What is needed — Every line in the data below that includes "title" belongs in the answer, copied as it stands.

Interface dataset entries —
_ _ _ _

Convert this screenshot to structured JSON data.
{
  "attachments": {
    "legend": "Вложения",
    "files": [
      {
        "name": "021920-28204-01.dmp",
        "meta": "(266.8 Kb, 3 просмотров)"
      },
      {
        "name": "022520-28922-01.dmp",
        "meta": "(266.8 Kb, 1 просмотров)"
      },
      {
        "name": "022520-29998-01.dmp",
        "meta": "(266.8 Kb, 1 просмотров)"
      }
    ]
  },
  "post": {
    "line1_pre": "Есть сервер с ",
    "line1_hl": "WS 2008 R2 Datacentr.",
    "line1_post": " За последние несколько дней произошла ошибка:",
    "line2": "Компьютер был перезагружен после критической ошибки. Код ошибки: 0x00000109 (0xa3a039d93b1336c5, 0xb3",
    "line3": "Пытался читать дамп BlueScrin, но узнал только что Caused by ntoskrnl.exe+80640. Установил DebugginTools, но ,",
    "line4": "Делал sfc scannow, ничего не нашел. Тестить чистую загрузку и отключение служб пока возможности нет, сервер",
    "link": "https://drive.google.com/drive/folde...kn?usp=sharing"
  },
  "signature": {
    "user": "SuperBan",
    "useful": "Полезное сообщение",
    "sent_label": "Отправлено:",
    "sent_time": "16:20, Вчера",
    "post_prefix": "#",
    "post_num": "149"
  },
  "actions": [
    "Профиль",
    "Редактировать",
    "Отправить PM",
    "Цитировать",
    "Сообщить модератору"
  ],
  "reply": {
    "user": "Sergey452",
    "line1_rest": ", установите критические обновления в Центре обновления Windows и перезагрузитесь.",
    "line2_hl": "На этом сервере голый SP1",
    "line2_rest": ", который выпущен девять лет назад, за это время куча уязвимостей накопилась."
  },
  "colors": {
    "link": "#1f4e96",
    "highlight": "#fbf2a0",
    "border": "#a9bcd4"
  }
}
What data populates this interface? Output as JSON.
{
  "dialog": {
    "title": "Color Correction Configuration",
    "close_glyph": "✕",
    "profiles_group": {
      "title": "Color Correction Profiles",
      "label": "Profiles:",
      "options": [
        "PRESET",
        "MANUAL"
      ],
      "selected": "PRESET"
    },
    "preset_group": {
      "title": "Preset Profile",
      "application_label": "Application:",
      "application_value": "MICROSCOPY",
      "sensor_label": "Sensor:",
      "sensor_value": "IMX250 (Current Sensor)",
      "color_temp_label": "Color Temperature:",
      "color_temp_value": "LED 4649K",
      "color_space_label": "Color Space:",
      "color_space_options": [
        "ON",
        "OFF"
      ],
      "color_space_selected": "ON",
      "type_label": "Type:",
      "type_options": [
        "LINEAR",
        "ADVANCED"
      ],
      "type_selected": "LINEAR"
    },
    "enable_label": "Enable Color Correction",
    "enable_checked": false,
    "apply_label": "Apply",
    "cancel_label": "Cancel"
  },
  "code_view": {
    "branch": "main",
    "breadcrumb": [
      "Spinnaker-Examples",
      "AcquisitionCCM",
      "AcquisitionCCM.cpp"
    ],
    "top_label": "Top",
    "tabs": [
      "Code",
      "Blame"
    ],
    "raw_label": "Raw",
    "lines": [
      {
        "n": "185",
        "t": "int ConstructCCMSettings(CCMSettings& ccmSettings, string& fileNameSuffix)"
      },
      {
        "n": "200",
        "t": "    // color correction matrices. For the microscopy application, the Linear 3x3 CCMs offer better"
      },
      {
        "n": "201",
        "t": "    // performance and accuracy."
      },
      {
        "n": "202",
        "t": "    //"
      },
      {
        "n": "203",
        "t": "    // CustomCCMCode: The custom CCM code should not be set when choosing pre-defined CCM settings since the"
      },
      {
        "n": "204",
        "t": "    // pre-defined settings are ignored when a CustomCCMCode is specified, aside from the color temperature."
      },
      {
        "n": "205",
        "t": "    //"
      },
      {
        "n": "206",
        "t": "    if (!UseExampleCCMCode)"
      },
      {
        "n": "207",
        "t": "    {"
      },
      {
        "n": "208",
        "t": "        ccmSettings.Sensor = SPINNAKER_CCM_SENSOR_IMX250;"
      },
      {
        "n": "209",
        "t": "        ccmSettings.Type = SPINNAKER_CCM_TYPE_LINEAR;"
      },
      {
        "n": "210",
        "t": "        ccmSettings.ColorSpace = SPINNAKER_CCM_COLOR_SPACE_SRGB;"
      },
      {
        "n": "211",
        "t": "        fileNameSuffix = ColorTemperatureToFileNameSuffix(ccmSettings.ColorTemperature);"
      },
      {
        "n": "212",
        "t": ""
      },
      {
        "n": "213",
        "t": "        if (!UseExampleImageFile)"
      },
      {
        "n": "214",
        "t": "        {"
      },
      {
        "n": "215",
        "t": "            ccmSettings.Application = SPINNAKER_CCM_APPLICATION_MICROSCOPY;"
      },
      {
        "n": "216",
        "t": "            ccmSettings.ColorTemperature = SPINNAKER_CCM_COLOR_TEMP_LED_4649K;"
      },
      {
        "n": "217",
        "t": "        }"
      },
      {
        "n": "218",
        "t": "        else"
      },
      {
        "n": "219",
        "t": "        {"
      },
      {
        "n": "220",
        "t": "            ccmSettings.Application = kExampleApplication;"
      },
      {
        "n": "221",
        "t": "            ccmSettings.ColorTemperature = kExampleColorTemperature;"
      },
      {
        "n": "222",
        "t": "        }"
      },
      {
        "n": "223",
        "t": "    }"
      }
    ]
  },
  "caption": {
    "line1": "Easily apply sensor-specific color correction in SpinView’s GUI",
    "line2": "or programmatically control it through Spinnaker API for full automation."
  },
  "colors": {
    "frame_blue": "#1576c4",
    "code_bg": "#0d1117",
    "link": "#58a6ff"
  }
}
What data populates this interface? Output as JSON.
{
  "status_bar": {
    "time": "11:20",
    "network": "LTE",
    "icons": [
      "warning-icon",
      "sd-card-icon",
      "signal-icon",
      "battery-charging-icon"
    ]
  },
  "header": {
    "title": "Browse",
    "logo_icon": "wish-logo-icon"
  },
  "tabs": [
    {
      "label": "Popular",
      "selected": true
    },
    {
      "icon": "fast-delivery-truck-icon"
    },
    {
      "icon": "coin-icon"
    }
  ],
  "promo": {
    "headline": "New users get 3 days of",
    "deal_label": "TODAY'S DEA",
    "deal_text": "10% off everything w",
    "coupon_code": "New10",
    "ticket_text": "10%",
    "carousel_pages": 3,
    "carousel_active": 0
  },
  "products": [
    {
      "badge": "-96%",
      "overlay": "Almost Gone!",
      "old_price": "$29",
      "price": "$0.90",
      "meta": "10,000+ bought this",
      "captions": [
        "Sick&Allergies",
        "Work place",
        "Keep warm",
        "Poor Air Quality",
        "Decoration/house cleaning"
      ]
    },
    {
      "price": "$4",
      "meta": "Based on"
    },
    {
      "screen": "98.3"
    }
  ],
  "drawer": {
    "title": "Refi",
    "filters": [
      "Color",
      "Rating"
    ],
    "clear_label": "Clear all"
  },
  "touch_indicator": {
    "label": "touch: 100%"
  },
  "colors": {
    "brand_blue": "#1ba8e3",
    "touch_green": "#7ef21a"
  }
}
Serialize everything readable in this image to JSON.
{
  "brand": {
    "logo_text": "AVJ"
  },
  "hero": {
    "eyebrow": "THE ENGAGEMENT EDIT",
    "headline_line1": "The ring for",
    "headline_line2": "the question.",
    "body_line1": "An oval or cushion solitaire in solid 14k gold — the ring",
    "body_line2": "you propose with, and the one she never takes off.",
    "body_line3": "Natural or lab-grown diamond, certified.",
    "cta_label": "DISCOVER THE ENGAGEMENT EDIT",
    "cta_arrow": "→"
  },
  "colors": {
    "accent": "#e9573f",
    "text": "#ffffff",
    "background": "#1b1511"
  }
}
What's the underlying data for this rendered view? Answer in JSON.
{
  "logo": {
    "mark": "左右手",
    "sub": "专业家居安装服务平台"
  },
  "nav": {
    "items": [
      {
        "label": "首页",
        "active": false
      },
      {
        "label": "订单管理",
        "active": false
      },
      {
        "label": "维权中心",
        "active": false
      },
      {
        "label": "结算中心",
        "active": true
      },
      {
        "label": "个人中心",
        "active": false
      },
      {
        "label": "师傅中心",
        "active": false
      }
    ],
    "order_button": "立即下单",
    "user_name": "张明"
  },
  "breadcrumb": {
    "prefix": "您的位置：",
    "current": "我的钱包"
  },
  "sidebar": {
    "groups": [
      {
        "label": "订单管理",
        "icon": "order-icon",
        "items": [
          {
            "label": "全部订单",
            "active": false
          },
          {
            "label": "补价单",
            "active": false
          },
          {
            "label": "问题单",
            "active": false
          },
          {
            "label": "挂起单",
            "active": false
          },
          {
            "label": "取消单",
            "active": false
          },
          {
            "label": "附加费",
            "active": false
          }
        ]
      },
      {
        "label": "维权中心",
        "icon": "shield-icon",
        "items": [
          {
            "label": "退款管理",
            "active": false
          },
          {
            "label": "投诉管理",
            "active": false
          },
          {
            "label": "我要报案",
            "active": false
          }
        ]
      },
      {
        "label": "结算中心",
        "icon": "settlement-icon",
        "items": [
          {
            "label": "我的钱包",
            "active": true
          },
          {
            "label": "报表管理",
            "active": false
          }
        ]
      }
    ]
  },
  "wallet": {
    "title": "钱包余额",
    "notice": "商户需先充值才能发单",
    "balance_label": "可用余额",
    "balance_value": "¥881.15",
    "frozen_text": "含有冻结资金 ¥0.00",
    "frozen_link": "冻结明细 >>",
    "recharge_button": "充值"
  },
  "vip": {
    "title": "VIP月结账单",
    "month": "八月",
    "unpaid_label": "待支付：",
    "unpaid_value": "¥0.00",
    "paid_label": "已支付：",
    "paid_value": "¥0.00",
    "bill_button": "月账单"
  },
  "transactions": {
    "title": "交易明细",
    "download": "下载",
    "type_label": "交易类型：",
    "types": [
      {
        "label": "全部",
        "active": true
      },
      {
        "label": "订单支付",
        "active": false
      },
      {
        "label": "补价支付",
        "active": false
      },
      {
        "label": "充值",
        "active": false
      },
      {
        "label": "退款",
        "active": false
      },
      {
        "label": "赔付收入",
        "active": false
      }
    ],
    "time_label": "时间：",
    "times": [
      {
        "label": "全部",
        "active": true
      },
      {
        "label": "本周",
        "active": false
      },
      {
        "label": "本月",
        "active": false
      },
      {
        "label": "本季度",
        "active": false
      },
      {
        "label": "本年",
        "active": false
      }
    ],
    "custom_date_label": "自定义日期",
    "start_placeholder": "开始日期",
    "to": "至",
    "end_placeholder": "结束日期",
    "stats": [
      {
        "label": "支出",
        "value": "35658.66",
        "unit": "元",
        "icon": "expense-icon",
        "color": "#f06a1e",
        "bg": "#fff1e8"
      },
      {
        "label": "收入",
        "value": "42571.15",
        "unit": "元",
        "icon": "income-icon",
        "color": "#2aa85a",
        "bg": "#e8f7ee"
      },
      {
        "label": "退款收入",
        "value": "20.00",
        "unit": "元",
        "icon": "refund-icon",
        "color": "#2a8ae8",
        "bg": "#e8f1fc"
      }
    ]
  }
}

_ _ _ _

Exercise result —
    "title": "Color Correction Configuration",
      "title": "Color Correction Profiles",
      "title": "Preset Profile",
    "title": "Browse",
    "title": "Refi",
    "title": "钱包余额",
    "title": "VIP月结账单",
    "title": "交易明细",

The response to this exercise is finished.